You have a right to protect your property and to verify that none of your property is being stolen. It's no different than walmart or sam's workers standing at the door checking your receipt and comparing it to what you have in the buggy.
As long as you didn't retain them or force them to stay inside, then it doesn't appear that you did anything wrong. If you held them against their will, it would be possible to be sued for false imprisonment. But if you just asked them to wait a moment and let you call the phone, and if you didn't demand that they stay, I don't see anything wrong about what was done.
That said, you can't stop the parent from talking to a lawyer, and a lawyer writing a letter to you, etc. But, there are no damages to the children as it didn't cause them any financial loss, emotional distress, etc.
So if I asked them to stay inside for just a few seconds. Is that holding them against their will?
Keep in mind that the crazy, litigious dad was trying to cause a scene. He made them take off jackets etc. Place everything on the counter and stand there while he threatened us. They were embarrassed BY HIM!
It would have to be that you kept them from leaving. For instance, if you told the kids to wait a minute, and they said no, and you then held them back, blocked the door, etc. If they voluntarily and willingly stopped, then there's no false imprisonment/no holding them against their will.

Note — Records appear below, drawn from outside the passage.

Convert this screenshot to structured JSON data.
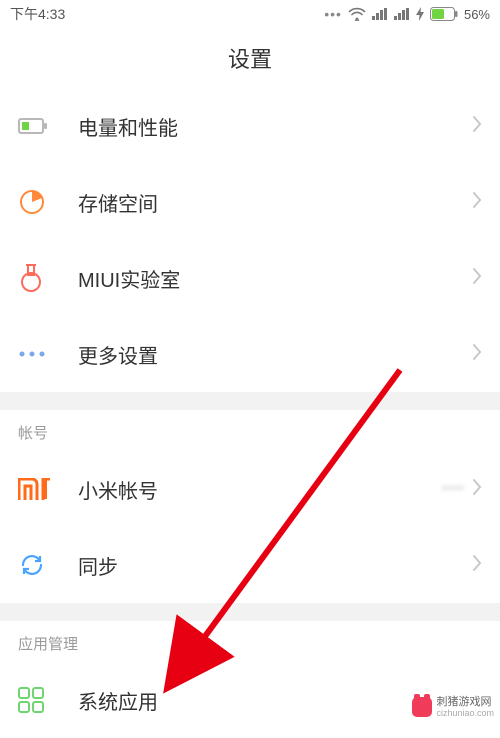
{
  "statusBar": {
    "time": "下午4:33",
    "battery": "56%"
  },
  "header": {
    "title": "设置"
  },
  "groups": [
    {
      "items": [
        {
          "icon": "battery-icon",
          "label": "电量和性能"
        },
        {
          "icon": "storage-icon",
          "label": "存储空间"
        },
        {
          "icon": "lab-icon",
          "label": "MIUI实验室"
        },
        {
          "icon": "more-icon",
          "label": "更多设置"
        }
      ]
    },
    {
      "header": "帐号",
      "items": [
        {
          "icon": "mi-icon",
          "label": "小米帐号",
          "value": "••••"
        },
        {
          "icon": "sync-icon",
          "label": "同步"
        }
      ]
    },
    {
      "header": "应用管理",
      "items": [
        {
          "icon": "apps-icon",
          "label": "系统应用"
        }
      ]
    }
  ],
  "watermark": {
    "title": "刺猪游戏网",
    "sub": "cizhuniao.com"
  },
  "colors": {
    "accent": "#ff6b1a",
    "battery_green": "#70d445",
    "arrow_red": "#e60012",
    "icon_gray": "#b8b8b8",
    "sync_blue": "#4aa3ff"
  }
}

I can understand your concern, but it sounds like the dad was just trying to be a jerk about the thing. I would really doubt this goes anywhere as long as you didn't physically restrain them or block their exit path, etc.
DISCLAIMER: Answers from Experts on JustAnswer are not substitutes for the advice of an attorney. JustAnswer is a public forum and questions and responses are not private or confidential or protected by the attorney-client privilege. The Expert above is not your attorney, and the response above is not legal advice. You should not read this response to propose specific action or address specific circumstances, but only to give you a sense of general principles of law that might affect the situation you describe. Application of these general principles to particular circumstances must be done by a lawyer who has spoken with you in confidence, learned all relevant information, and explored various options. Before acting on these general principles, you should hire a lawyer licensed to practice law in the jurisdiction to which your question pertains.
The responses above are from individual Experts, not JustAnswer. The site and services are provided “as is”. To view the verified credential of an Expert, click on the “Verified” symbol in the Expert’s profile. This site is not for emergency questions which should be directed immediately by telephone or in-person to qualified professionals. Please carefully read the Terms of Service (last updated February 8, 2012).